WORK ITEM:
Provide an exact repetition of every entry, with no word altered.
--
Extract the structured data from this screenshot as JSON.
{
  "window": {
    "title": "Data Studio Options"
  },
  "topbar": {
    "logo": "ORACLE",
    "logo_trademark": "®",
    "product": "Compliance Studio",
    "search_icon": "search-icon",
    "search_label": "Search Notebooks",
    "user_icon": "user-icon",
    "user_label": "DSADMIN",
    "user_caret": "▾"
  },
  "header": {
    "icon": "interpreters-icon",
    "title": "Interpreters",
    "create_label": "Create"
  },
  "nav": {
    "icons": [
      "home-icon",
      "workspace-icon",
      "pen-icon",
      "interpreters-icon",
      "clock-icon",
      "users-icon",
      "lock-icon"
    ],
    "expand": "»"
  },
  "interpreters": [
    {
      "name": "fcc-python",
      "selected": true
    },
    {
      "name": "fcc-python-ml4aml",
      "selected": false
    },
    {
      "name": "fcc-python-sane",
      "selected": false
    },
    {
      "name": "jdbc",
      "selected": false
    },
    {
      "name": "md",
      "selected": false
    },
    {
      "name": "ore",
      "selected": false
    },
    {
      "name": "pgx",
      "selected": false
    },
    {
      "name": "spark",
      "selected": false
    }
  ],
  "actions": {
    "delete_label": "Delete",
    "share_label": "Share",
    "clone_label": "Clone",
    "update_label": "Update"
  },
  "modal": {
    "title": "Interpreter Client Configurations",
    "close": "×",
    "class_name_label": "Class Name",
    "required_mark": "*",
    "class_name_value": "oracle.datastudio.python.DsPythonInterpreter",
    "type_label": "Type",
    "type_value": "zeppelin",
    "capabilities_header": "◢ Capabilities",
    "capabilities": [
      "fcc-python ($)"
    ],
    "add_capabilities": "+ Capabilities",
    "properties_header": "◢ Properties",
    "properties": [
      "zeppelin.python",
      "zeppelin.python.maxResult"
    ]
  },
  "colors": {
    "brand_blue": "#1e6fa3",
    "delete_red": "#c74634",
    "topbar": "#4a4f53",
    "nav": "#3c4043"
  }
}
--
EXERCISE ANSWER:
Extract the structured data from this screenshot as JSON.
{
  "window": {
    "title": "Data Studio Options"
  },
  "topbar": {
    "logo": "ORACLE",
    "logo_trademark": "®",
    "product": "Compliance Studio",
    "search_icon": "search-icon",
    "search_label": "Search Notebooks",
    "user_icon": "user-icon",
    "user_label": "DSADMIN",
    "user_caret": "▾"
  },
  "header": {
    "icon": "interpreters-icon",
    "title": "Interpreters",
    "create_label": "Create"
  },
  "nav": {
    "icons": [
      "home-icon",
      "workspace-icon",
      "pen-icon",
      "interpreters-icon",
      "clock-icon",
      "users-icon",
      "lock-icon"
    ],
    "expand": "»"
  },
  "interpreters": [
    {
      "name": "fcc-python",
      "selected": true
    },
    {
      "name": "fcc-python-ml4aml",
      "selected": false
    },
    {
      "name": "fcc-python-sane",
      "selected": false
    },
    {
      "name": "jdbc",
      "selected": false
    },
    {
      "name": "md",
      "selected": false
    },
    {
      "name": "ore",
      "selected": false
    },
    {
      "name": "pgx",
      "selected": false
    },
    {
      "name": "spark",
      "selected": false
    }
  ],
  "actions": {
    "delete_label": "Delete",
    "share_label": "Share",
    "clone_label": "Clone",
    "update_label": "Update"
  },
  "modal": {
    "title": "Interpreter Client Configurations",
    "close": "×",
    "class_name_label": "Class Name",
    "required_mark": "*",
    "class_name_value": "oracle.datastudio.python.DsPythonInterpreter",
    "type_label": "Type",
    "type_value": "zeppelin",
    "capabilities_header": "◢ Capabilities",
    "capabilities": [
      "fcc-python ($)"
    ],
    "add_capabilities": "+ Capabilities",
    "properties_header": "◢ Properties",
    "properties": [
      "zeppelin.python",
      "zeppelin.python.maxResult"
    ]
  },
  "colors": {
    "brand_blue": "#1e6fa3",
    "delete_red": "#c74634",
    "topbar": "#4a4f53",
    "nav": "#3c4043"
  }
}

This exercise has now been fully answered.